START INFORMATION GIVEN
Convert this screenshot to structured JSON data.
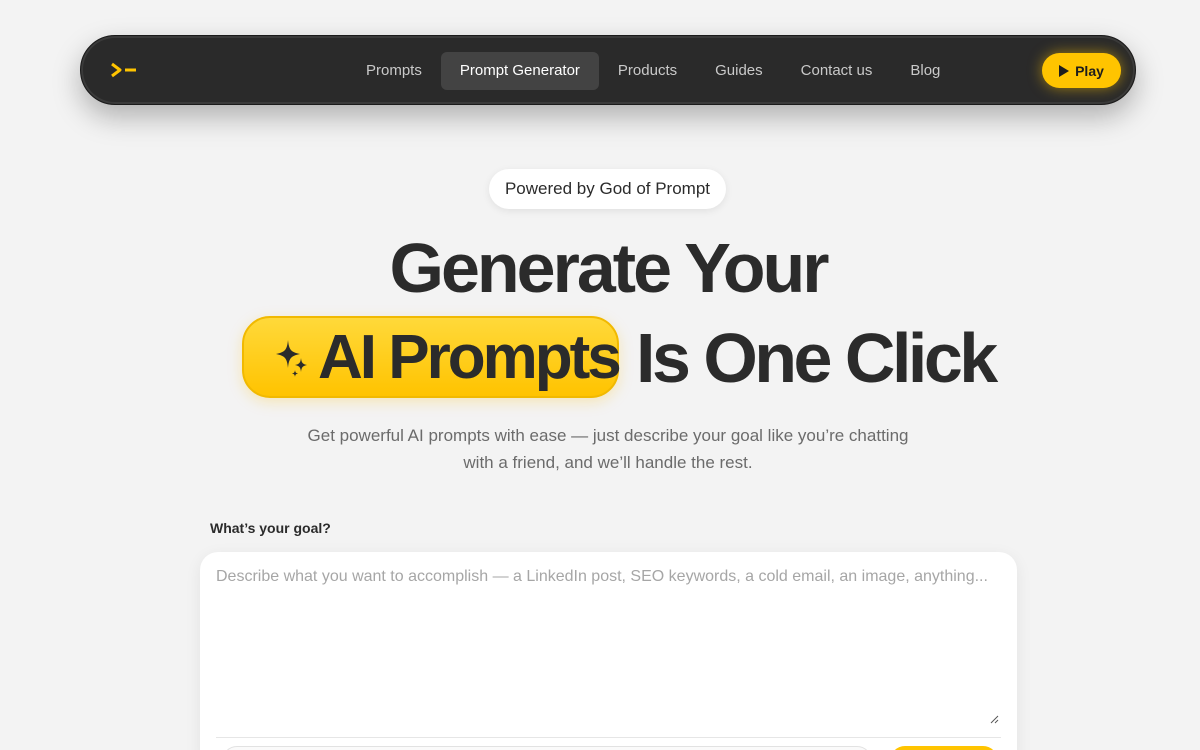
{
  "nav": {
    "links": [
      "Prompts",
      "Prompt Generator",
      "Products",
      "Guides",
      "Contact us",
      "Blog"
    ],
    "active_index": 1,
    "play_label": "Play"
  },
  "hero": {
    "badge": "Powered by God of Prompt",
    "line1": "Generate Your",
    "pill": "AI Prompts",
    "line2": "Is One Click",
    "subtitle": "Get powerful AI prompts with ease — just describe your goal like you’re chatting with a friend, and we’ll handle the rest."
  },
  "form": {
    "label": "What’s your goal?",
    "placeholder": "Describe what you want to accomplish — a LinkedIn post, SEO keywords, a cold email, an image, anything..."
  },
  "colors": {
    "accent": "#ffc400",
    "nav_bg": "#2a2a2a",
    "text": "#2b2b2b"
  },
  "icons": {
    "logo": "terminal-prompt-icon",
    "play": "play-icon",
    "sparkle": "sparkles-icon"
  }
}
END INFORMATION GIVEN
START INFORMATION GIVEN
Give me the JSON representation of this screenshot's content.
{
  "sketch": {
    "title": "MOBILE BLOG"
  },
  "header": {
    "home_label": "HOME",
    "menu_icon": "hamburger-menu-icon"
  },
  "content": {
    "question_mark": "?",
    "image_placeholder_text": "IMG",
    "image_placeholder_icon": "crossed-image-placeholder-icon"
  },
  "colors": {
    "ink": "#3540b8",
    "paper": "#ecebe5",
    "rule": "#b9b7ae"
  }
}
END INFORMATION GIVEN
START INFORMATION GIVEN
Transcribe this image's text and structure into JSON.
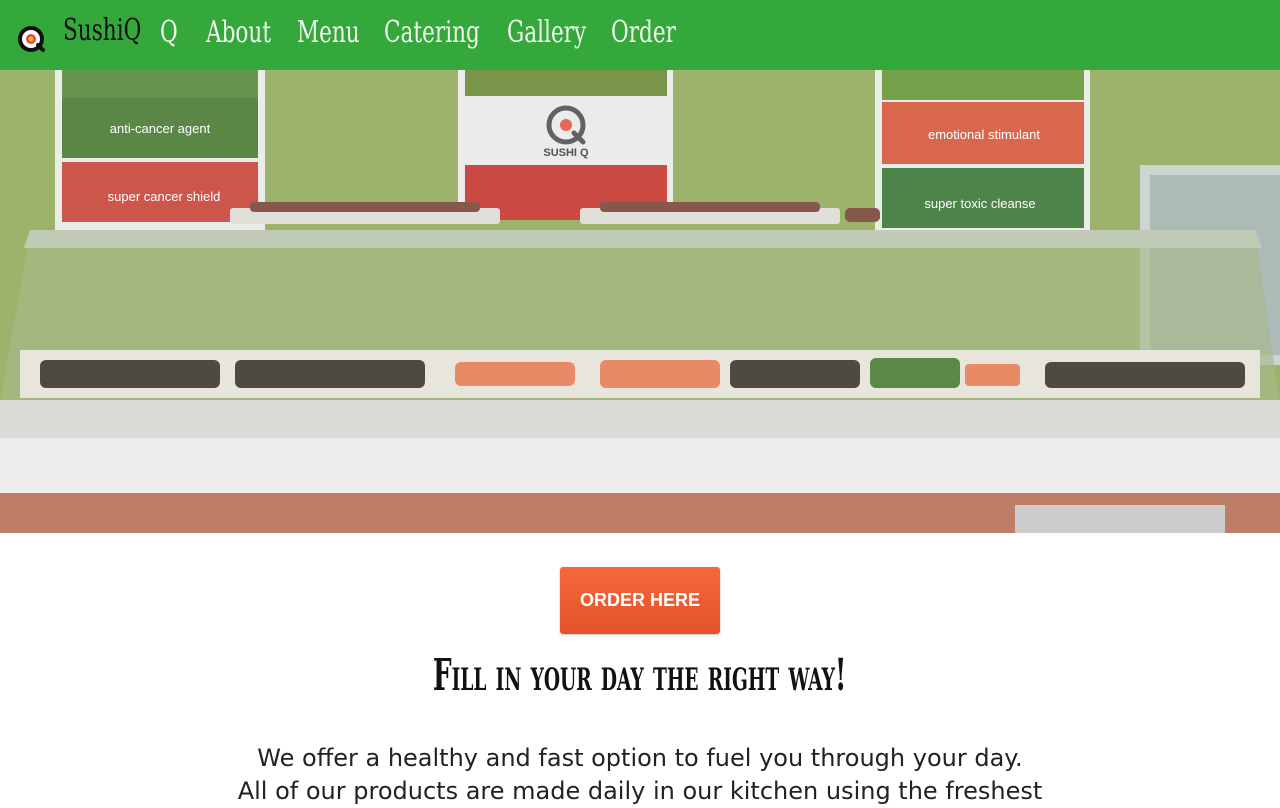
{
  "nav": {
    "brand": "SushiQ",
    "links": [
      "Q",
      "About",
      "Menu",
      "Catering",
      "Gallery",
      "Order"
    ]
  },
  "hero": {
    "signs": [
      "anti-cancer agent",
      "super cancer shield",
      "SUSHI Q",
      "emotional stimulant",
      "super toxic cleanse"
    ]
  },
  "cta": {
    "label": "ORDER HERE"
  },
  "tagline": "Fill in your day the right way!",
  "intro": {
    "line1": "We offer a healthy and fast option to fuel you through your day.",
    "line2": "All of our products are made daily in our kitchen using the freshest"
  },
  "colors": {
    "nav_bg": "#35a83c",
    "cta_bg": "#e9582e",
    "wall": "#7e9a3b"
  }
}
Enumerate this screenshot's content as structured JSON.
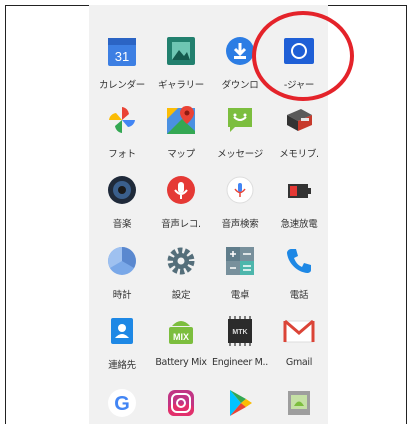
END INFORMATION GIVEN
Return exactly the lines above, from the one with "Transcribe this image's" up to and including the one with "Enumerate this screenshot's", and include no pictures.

## YOUR SOLUTION
Transcribe this image's text and structure into JSON.
{
  "nav": {
    "brand": "SushiQ",
    "links": [
      "Q",
      "About",
      "Menu",
      "Catering",
      "Gallery",
      "Order"
    ]
  },
  "hero": {
    "signs": [
      "anti-cancer agent",
      "super cancer shield",
      "SUSHI Q",
      "emotional stimulant",
      "super toxic cleanse"
    ]
  },
  "cta": {
    "label": "ORDER HERE"
  },
  "tagline": "Fill in your day the right way!",
  "intro": {
    "line1": "We offer a healthy and fast option to fuel you through your day.",
    "line2": "All of our products are made daily in our kitchen using the freshest"
  },
  "colors": {
    "nav_bg": "#35a83c",
    "cta_bg": "#e9582e",
    "wall": "#7e9a3b"
  }
}
Enumerate this screenshot's content as structured JSON.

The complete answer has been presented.